PROBLEM STATEMENT:
Your copy should match the entries exactly, except that it holds no pictures.

Data records
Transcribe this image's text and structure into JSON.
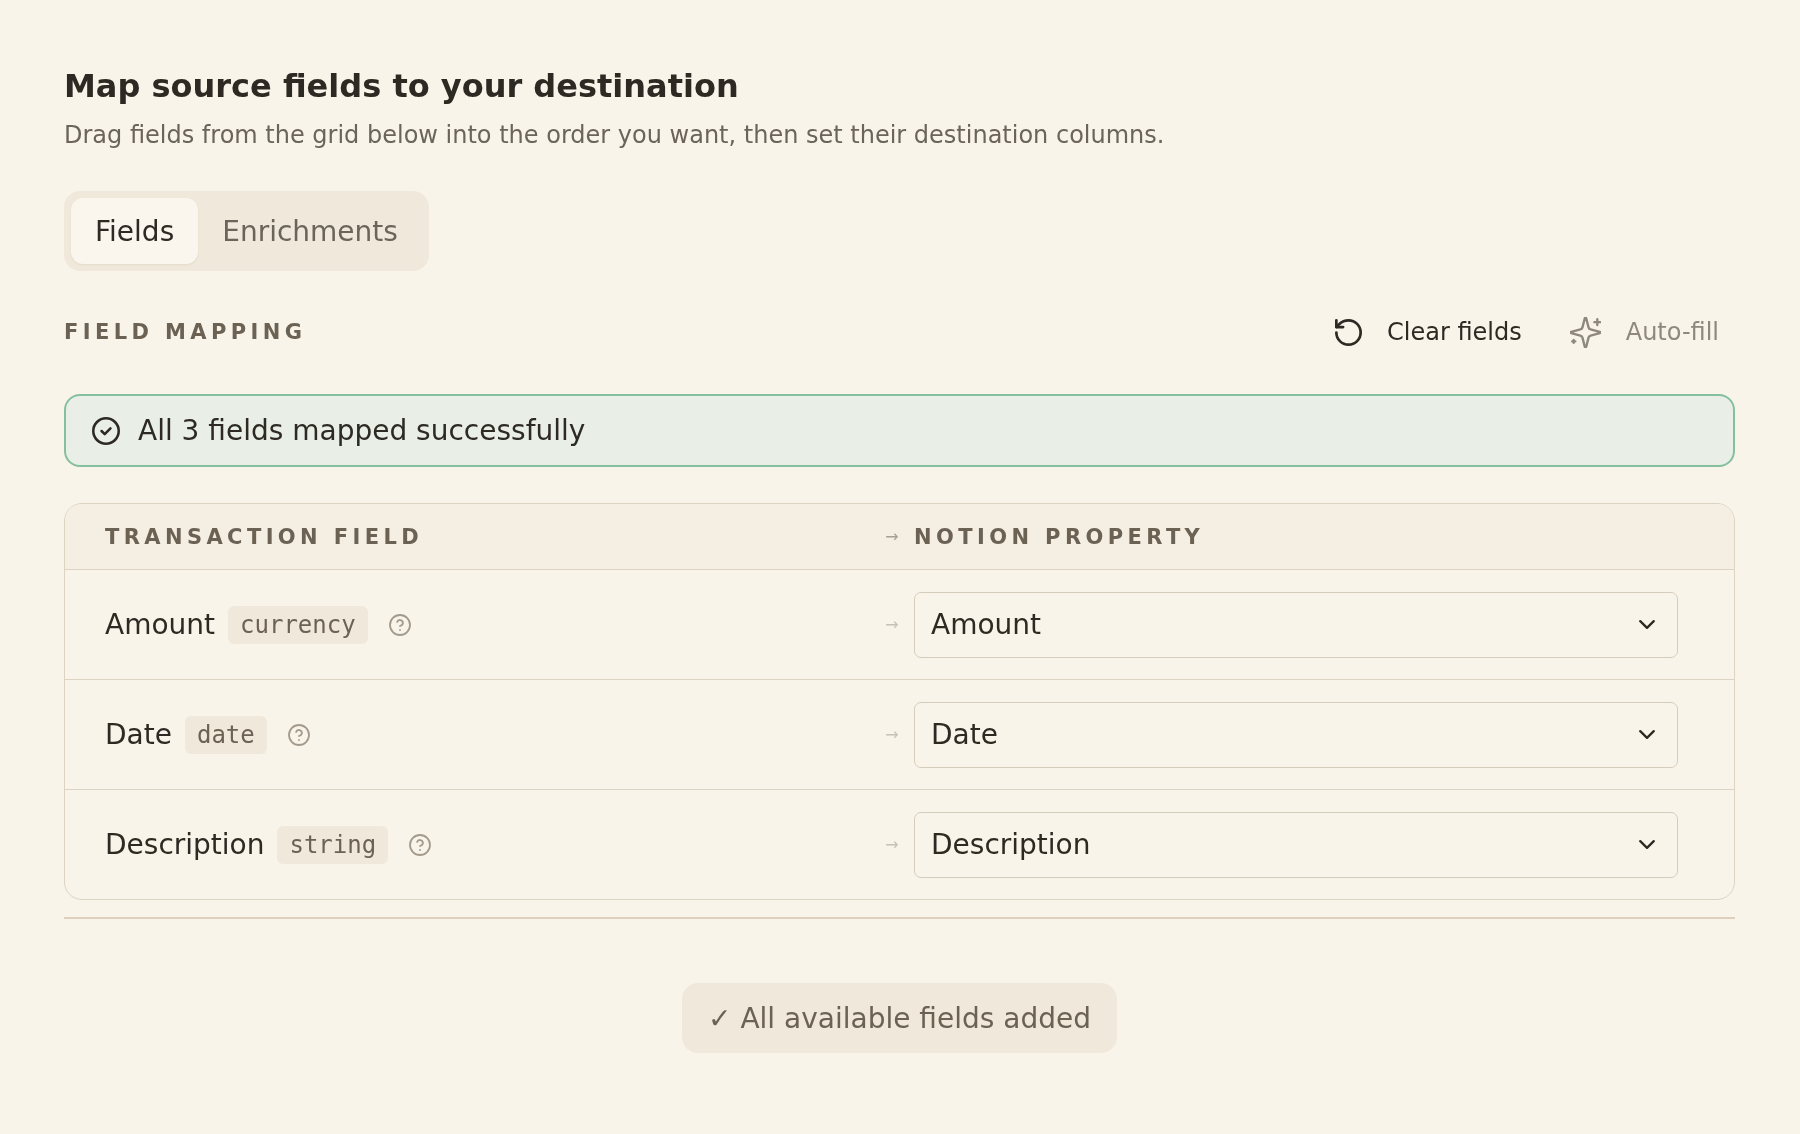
{
  "header": {
    "title": "Map source fields to your destination",
    "subtitle": "Drag fields from the grid below into the order you want, then set their destination columns."
  },
  "tabs": [
    {
      "label": "Fields",
      "selected": true
    },
    {
      "label": "Enrichments",
      "selected": false
    }
  ],
  "field_mapping": {
    "heading": "FIELD MAPPING",
    "actions": [
      {
        "kind": "reset",
        "label": "Clear fields",
        "disabled": false
      },
      {
        "kind": "sparkle",
        "label": "Auto-fill",
        "disabled": true
      }
    ],
    "status_banner": {
      "message": "All 3 fields mapped successfully"
    },
    "table": {
      "columns": [
        {
          "label": "TRANSACTION FIELD"
        },
        {
          "label": "NOTION PROPERTY"
        }
      ],
      "header_arrow": "→",
      "rows": [
        {
          "field": "Amount",
          "type": "currency",
          "arrow": "→",
          "property": "Amount"
        },
        {
          "field": "Date",
          "type": "date",
          "arrow": "→",
          "property": "Date"
        },
        {
          "field": "Description",
          "type": "string",
          "arrow": "→",
          "property": "Description"
        }
      ]
    },
    "footer_status": "✓ All available fields added"
  }
}
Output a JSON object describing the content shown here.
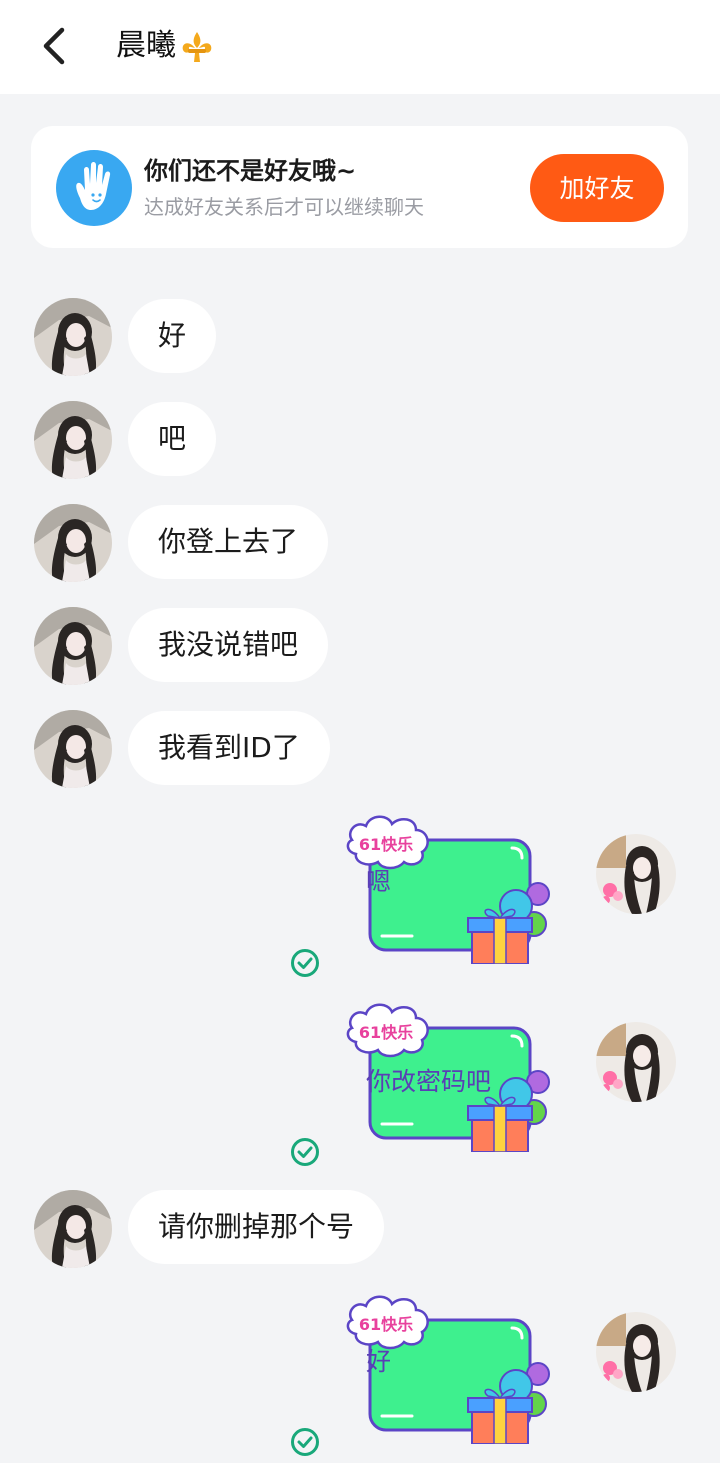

SOLUTION FOR THIS TASK:
Transcribe this image's text and structure into JSON.
{
  "header": {
    "title": "Map source fields to your destination",
    "subtitle": "Drag fields from the grid below into the order you want, then set their destination columns."
  },
  "tabs": [
    {
      "label": "Fields",
      "selected": true
    },
    {
      "label": "Enrichments",
      "selected": false
    }
  ],
  "field_mapping": {
    "heading": "FIELD MAPPING",
    "actions": [
      {
        "kind": "reset",
        "label": "Clear fields",
        "disabled": false
      },
      {
        "kind": "sparkle",
        "label": "Auto-fill",
        "disabled": true
      }
    ],
    "status_banner": {
      "message": "All 3 fields mapped successfully"
    },
    "table": {
      "columns": [
        {
          "label": "TRANSACTION FIELD"
        },
        {
          "label": "NOTION PROPERTY"
        }
      ],
      "header_arrow": "→",
      "rows": [
        {
          "field": "Amount",
          "type": "currency",
          "arrow": "→",
          "property": "Amount"
        },
        {
          "field": "Date",
          "type": "date",
          "arrow": "→",
          "property": "Date"
        },
        {
          "field": "Description",
          "type": "string",
          "arrow": "→",
          "property": "Description"
        }
      ]
    },
    "footer_status": "✓ All available fields added"
  }
}
Output a JSON object describing the content shown here.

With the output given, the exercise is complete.